I would like to test the health of individual 18650 battery. Basic metrics such as capacity, voltage. I don’t have any electronic equipment. Would the device below be suitable for the job? You would find this device on ebay searching for the keyword cellmeter.
Reading the description, it is not clear if this can be used to test individual 18650 cell, how to connect the cell to the device and how the device is powered.
No. It’s mostly a voltage checker and it’s primarily for RC packs. The balance tap plugs into the plug on the right side. For RC packs, it’s decent. It’s not designed for single can cells.
It won’t measure capacity. It will extrapolate what it thinks is the capacity from the voltage. This is (very) grossly accurate for lithium, useless for NiXX.
You want to get an analyzing charger. You’d pay $10 for that thing anyway. For $10-20 more you can get a decent 4-bay analyzing charger.
Start reading about analyzing chargers in this forum. For a list of chargers that have been given close scrutiny I’d start here: Table of tested chargers, comments?
You can re-arrange columns by clicking on them and go to individual chargers for a complete review.
Don’t settle for simple, cheap and lame, when you can have a decent tool.
My main concern is just to figure out if the pack of four Samsung INR-18650-35E ($22 USD) I have ordered on eBay are fake or not. Seller (kamping_official_store) seems to be a battery store and the product is clearly labelled as new Samsung.
I am not looking for any scientific analysis. Is there any empirical or common sense way to figure out? Maybe feeling by the weight, or just put in the flashlight at low light setting and figure out how long it takes to drain the battery?
I use either the ZHIYU or Kunkin. You’d need a battery socket or cradle. The Kunkin might be over kill for you. I use that mainly for testing power supplies and bigger batteries like 12v lead acid batteries. The ZHIYU requires a separate 12v power supply. The ZHIYU can be got at Banggood for $16.99 or possibly in the U.S. for more. Check also Ebay. Keep in mind that a constant current load is going to need a heatsink and fan (depending on the power its dissipating). If you don’t see any of that………it’s likely not what you want.
Most chargers don’t have built in analyzers. I find I hardly ever worry about it with flashlight batteries……….even though I have the equipment to do it.
Another way to get a ball park figure is to take one of your good current regulated flashlights. One that has constant brightness (meaning constant current to the LED) Put it on medium high level (say around 200 lumens) which would be about 350mA. See how long the light runs before it starts to drop down in brightness. Muiltiply the current by the time and you have approximated mAh. 200 lumen level should give you 3500mAh/350mA = 10 hours.

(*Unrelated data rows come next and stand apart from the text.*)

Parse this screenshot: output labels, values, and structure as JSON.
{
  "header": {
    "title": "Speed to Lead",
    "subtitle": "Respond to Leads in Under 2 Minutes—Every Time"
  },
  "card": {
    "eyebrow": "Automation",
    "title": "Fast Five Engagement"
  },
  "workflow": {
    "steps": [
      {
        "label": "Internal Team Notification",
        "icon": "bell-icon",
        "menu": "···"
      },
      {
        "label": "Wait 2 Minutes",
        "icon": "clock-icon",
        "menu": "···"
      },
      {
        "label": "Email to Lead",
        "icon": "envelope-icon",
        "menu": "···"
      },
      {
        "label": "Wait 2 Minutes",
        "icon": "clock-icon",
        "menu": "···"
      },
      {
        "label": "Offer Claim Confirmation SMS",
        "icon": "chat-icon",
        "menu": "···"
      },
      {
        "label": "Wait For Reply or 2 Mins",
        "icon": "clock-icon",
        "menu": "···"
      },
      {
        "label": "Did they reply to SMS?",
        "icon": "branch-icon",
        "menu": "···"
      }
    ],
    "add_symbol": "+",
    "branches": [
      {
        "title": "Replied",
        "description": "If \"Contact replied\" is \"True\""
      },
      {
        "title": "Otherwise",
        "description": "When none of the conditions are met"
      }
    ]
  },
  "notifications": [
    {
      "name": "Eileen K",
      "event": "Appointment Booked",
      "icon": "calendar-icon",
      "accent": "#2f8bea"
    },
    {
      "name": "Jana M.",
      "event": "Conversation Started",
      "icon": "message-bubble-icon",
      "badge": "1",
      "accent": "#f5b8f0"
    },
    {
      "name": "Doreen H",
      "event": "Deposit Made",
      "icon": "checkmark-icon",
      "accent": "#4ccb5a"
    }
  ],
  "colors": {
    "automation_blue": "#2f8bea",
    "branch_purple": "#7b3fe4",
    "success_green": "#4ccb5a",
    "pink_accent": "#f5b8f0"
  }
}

OK. Maybe not quite that easy to do. You kind of need some equipment. If you could measure the battery current for a given output with your digital multimeter, you’d get a little closer to your ball park figure.
You can do as @hiuintahs suggests and get a discharger + battery holder. I finally did that because the accuracy for internal resistance and the ability to reliably measure capacity is better than most inexpensive analyzers. I have at least 6 analyzing chargers already. But….you’ll pay as much for the discharger + power supply + battery holder as you would for a Lii-500 or similar. My suggestion, do that.
Without some kind of measuring tools, a digital voltmeter being one of them, you are mostly just thrashing around in the dark. You didn’t make a mistake, you created a learning opportunity. You will have a lot more in this field, a whole lot more. May as well get used to it.